The best way to gauge how much your child should eat is to follow his cues for hunger or fullness.
Understanding the feeding relationship
As a parent, your responsibilities are to choose what, when and where to serve meals and snacks.
- Offer a variety of safe foods from the family meal, exposing your child to different flavours and textures.
- Offer meals and snacks at the same time each day.
- Watch and respond to your toddler's hunger and fullness cues during meal and snack times. Trust your toddler's appetite - they will let you know when they are hungry or full.
- Be a good role model. Eat together as a family.
- Create a calm and relaxed eating environment.
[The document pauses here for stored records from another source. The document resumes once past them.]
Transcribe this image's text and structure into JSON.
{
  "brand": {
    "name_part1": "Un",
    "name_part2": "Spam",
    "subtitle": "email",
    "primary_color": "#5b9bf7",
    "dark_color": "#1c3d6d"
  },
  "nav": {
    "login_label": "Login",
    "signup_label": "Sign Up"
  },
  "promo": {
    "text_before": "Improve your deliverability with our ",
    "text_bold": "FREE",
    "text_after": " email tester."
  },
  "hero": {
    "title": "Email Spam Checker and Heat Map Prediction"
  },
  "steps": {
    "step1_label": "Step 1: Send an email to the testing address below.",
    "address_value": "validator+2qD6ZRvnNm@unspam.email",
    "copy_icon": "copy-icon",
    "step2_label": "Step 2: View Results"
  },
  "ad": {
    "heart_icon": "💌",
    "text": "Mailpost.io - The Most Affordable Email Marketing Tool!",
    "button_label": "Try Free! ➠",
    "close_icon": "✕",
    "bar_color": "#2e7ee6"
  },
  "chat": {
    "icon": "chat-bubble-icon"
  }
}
Remove distractions such as TV, tablets and phones.
Your toddler’s responsibilities are to decide whether or not to eat, and how much to eat:
Whether or not:
- Let your child choose what to eat from the foods offered.
- Never pressure your child to eat.
- Teach your older child to say "no thank you."
- Let your child eat as much or as little as they want.
Your child’s appetite will vary on a regular basis and this is a normal part of growing. Don’t worry if they leave food on their plate.
A skipped meal will not harm a healthy child. Offer a snack in a couple of hours. By respecting your child’s feelings, they will learn to recognize their own feelings of hunger and fullness.
- Keep an eating routine. Serve meals and snacks every two to three hours.
- Offer three small meals and two to three snacks each day.
- If you are going out, pack meals and snacks to maintain your routine.
- Eat as a family to role-model healthy eating.
My child is a picky eater. What should I do?
It is normal for young children’s appetites to vary from one day to the next because their growth and activity levels change daily. Sometimes children’s appetites vary because they feel unwell such as with a cold.
Some more tips if your child becomes picky about their food:
- Allow at least two to three hours between snacks and meals so that your child will be hungry for meals.
- Offer water from a cup when your toddler is thirsty.
- Avoid juice or sugary drinks. It can reduce their appetite for nutritious food choices.
- Limit milk to two to three cups per day. If you do offer 100% juice, limit to no more than 1/2 cup a day and serve in an open cup. Offer milk (and juice) at meal or snack time only.
My child doesn't like vegetables. Should I be concerned?
If a young child is generally happy and healthy and their growth is normal, it is not a cause for concern.
- Try serving vegetables prepared in different ways: raw with dip or cooked in stews, soups or sauces.
- Add spices and herbs.
- Be patient. Keep offering all kinds of vegetables to the family, including foods your toddler has refused in the past. Remember: it may take more than 10 tries before your child learns to enjoy a food.
I don't know what to serve my toddler for dinner
- Serve your toddler the same foods as the rest of the family. Your toddler will gradually learn to enjoy them.
- Make sure the foods you offer are prepared with little or no added salt or sugar.
- Let your toddler touch and smell the food and eat with their fingers. It is okay if things get messy. This is part of the learning process.
- Serve lots of variety and your toddler will gradually learn to eat different foods and textures.
- It is okay for your toddler to refuse to eat. Trust your toddler to eat at the next scheduled meal or snack time.